Le Temps said a probe by justice officials at two banks, the giant UBS and lesser-known Reyl et Cie, confirmed that Cahuzac had indeed held an account in Switzerland, a fact he had denied repeatedly until finally admitting Tuesday that he had lied.
Cahuzac is at the centre of an explosive tax evasion scandal in France which has forced the Socialist government of President François Hollande on to the defensive, even though he quit as budget minister on March 19th after being charged.
Prosecutors in Geneva acted on a March 12 request for legal assistance from France.
"The banks cooperated, and they are not incriminated, because at the end of the day they haven't done anything criminal," prosecutor Jean-Bernard Schmid told Le Temps, declining to give further details.
"They simply answered our questions and we found what we were looking for."
According to French media, Cahuzac opened an account at UBS in the early 1990s, and closed it in 2000, transferring his funds to Reyl et Cie, which
focuses on clients who are not Swiss residents.
In 2010, he allegedly transferred his money from Reyl et Cie's Geneva branch to one on Singapore.
"On the basis that Swiss legislation on judicial cooperation requires the person under investigation to be informed, Mister Cahuzac's lawyer had access to the files," Schmid said.
"He therefore learned what we had found and apparently decided to draw his own conclusions," he said.
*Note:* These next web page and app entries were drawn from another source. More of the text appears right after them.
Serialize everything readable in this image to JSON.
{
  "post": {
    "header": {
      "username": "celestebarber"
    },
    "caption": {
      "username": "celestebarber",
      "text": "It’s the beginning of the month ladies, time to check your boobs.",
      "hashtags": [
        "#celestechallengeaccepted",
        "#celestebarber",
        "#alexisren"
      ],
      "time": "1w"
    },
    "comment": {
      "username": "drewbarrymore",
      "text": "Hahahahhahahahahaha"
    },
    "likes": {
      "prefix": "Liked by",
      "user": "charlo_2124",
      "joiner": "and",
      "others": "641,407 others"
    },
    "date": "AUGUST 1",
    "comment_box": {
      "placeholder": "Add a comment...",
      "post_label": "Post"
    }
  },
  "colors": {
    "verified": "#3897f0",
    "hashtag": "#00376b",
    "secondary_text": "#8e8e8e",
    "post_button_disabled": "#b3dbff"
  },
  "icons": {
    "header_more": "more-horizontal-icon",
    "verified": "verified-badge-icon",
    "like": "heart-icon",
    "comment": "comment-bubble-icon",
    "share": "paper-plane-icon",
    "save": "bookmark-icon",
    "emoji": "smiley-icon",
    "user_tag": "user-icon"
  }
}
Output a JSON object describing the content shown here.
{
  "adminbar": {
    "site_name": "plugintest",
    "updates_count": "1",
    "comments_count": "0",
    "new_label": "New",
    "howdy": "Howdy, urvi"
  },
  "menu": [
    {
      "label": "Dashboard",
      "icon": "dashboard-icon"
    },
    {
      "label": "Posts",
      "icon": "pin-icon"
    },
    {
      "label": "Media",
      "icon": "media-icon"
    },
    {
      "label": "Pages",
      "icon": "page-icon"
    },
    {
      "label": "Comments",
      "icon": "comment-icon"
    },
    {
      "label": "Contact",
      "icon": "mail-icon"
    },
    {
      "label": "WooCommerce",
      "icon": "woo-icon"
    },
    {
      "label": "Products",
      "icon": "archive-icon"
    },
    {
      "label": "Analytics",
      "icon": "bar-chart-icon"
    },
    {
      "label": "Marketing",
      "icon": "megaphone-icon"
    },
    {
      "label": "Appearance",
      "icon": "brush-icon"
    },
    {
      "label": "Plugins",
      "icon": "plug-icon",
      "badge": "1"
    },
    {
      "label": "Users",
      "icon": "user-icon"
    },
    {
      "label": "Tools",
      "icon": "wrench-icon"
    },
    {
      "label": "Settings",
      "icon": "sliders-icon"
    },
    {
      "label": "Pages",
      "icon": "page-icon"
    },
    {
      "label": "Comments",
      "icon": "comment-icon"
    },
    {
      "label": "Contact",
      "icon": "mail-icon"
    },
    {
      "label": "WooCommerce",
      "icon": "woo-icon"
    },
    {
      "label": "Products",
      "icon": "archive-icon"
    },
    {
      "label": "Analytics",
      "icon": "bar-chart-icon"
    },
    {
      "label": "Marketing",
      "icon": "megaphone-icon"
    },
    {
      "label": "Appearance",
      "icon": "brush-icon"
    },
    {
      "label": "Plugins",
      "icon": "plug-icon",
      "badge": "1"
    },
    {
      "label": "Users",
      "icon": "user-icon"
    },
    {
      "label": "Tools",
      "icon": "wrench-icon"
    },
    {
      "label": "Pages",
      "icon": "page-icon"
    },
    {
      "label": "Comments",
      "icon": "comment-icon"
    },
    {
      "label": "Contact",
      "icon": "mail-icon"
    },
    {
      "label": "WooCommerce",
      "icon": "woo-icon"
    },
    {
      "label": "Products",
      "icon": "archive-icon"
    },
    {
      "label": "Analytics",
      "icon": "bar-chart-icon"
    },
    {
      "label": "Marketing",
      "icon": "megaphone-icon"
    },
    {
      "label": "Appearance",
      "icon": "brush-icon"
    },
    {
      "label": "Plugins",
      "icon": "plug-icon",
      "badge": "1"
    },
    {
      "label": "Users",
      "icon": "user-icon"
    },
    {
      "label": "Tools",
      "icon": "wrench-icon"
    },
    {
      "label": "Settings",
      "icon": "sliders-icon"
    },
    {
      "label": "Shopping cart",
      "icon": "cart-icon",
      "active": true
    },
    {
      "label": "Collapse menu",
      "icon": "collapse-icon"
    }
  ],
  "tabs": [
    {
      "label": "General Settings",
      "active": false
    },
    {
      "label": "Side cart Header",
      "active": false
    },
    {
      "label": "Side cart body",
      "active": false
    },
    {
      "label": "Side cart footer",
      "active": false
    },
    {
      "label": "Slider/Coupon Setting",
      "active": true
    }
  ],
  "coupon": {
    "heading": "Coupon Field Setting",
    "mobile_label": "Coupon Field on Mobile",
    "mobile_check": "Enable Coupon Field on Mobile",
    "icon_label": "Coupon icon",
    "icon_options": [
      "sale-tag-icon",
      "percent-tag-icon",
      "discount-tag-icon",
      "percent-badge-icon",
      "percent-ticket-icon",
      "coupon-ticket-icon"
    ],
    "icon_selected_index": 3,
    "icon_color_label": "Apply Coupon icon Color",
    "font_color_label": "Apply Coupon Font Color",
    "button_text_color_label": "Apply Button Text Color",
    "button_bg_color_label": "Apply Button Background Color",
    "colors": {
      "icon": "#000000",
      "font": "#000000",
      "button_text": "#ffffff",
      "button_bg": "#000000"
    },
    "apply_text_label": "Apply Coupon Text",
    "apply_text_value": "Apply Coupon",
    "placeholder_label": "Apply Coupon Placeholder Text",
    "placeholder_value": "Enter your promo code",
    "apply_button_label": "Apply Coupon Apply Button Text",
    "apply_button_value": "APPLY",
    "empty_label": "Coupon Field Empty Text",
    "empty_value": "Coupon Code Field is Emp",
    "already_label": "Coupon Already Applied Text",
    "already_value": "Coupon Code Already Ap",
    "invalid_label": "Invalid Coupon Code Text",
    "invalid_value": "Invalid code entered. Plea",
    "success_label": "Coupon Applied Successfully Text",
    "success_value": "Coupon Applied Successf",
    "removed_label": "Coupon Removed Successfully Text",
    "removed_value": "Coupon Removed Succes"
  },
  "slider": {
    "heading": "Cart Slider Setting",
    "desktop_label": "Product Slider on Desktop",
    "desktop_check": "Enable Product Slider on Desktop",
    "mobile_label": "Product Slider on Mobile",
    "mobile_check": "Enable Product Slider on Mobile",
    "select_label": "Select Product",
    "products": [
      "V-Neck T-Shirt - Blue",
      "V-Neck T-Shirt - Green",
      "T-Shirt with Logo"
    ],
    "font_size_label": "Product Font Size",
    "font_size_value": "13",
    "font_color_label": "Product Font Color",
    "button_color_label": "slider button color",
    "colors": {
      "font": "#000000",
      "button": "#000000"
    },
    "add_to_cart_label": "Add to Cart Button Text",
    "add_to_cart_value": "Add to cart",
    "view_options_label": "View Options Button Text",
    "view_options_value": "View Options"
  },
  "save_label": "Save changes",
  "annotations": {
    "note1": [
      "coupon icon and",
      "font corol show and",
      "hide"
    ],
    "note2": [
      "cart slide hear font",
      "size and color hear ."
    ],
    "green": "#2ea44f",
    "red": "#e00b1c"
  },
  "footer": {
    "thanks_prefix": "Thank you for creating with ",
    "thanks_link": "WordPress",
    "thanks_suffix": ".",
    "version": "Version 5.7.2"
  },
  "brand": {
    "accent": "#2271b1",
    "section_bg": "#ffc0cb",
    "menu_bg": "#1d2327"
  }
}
"But we haven't handed over any details to French justice authorities yet and haven't opened a criminal investigation in Switzerland."